My Dexcom sensor peeked out of the leg of my shorts from its site on my thigh. “Yes,” I responded simply.
I was able to attend JDRF NEO’s Type One Nation Summit this year and it was refreshing to be in rooms full of people who deal with the same things I do. I don’t have much in-person contact with other people who have type 1 so I often feel like the weird one in the room.
This year’s keynote speaker was mountain climber Will Cross. Will has climbed mountains on every continent, walked to the North Pole, walked to the South Pole and submitted Everest – all while living with type 1 diabetes. It was an inspiring speech. I tweeted some highlights from the DiabetesMine account. Continue reading →
I worked at my last job for nearly 7 years. I started in July of 2011 and was diagnosed with type 1 diabetes the next month. So everyone knew that the new girl had diabetes. It was just normal and I didn’t have to think twice about things, everyone just accepted it.

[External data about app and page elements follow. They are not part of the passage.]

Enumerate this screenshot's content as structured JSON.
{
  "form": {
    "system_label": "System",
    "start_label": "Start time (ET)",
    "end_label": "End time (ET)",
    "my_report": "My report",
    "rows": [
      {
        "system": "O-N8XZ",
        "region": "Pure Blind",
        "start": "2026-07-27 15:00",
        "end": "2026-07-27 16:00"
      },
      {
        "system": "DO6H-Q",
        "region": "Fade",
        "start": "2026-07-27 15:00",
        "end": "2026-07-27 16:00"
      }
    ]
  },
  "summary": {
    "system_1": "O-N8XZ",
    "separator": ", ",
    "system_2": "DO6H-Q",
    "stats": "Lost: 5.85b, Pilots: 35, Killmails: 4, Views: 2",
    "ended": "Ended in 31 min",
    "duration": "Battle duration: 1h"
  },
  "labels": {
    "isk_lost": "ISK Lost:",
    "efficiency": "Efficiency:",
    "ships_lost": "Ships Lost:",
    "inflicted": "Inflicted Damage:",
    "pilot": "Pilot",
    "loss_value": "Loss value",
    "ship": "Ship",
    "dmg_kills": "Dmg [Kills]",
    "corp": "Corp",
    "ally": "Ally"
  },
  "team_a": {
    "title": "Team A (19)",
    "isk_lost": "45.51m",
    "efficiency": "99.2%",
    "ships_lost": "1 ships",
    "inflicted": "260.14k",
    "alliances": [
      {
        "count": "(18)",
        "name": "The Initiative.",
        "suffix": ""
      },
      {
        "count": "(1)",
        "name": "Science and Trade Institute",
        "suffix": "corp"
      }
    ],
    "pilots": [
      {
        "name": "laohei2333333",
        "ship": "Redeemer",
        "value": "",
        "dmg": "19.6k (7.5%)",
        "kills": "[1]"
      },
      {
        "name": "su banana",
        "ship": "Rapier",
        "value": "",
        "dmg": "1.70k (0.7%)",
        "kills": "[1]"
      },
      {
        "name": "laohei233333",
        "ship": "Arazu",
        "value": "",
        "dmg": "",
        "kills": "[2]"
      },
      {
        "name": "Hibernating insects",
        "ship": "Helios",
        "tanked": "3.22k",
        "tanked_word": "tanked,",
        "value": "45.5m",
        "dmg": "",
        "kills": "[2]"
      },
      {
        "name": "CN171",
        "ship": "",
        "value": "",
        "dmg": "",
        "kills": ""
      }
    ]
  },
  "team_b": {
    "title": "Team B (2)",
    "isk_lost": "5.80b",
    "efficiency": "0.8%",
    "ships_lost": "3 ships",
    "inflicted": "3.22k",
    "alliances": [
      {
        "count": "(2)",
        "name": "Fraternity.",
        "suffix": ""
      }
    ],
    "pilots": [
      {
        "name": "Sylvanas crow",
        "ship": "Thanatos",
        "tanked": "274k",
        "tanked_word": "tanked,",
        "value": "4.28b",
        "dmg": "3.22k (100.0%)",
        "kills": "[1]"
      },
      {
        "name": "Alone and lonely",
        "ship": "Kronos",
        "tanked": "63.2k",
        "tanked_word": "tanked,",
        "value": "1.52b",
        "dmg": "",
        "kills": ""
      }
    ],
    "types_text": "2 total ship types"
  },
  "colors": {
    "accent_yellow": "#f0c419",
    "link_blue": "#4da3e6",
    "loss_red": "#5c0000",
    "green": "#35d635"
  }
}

On top of all of the things related to starting a new job – adjusting to a new commute, working in a new office, getting to know new colleagues and learning about a whole new industry – I had to make a few decisions about diabetes. I decided that being the new girl was enough to deal with that I wasn’t going to put it out there right away to my new coworkers.
It’s not a secret, if you Google my name, this site comes up, along with my Twitter feed and some of my work with DiabetesMine. I’m not going to great lengths to hide it, but I’m also not broadcasting it. Continue reading →

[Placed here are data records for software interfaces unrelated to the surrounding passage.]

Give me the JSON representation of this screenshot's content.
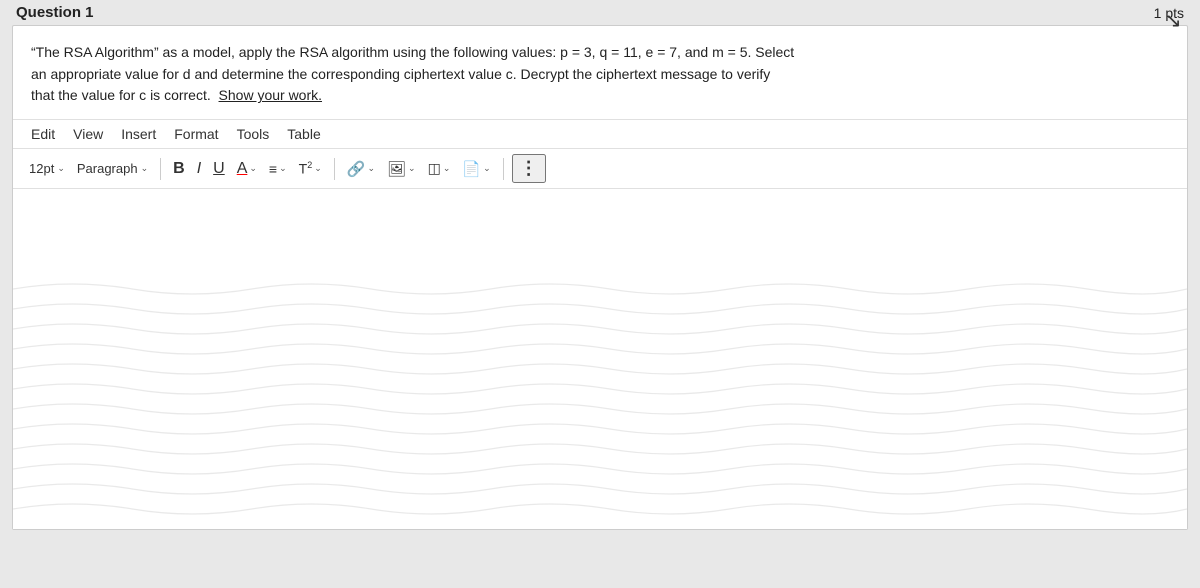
{
  "header": {
    "title": "Question 1",
    "pts": "1 pts"
  },
  "question": {
    "text_line1": "“The RSA Algorithm” as a model, apply the RSA algorithm using the following values: p = 3, q = 11, e = 7, and m = 5. Select",
    "text_line2": "an appropriate value for d and determine the corresponding ciphertext value c. Decrypt the ciphertext message to verify",
    "text_line3": "that the value for c is correct.",
    "show_work": "Show your work."
  },
  "menu": {
    "items": [
      "Edit",
      "View",
      "Insert",
      "Format",
      "Tools",
      "Table"
    ]
  },
  "toolbar": {
    "font_size": "12pt",
    "font_size_chevron": "⌄",
    "paragraph": "Paragraph",
    "paragraph_chevron": "⌄",
    "bold": "B",
    "italic": "I",
    "underline": "U",
    "font_color": "A",
    "indent": "≡",
    "superscript": "T",
    "sup_num": "2",
    "link": "🔗",
    "image": "🖼",
    "more1": "⋮",
    "table_icon": "≡",
    "clipboard": "📋"
  }
}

I have a history of very vivid and weird dreams. I’ve heard of others with diabetes having strange diabetes dreams and even stranger dreams when a low blood sugar is involved. In more than 6 years with type 1 diabetes, I hadn’t experienced a diabetes dream… until the other night.
I woke around 2:00 a.m. to my Dexcom alarming low, so I checked my blood sugar and it was 66 mg/dL. A little low, so I treated with a marshmallow from the bag on my nightstand (don’t judge what you don’t understand) and ended up slipping back into sleep. I can’t remember everything about the dream I had next, but here’s what I do remember… Continue reading →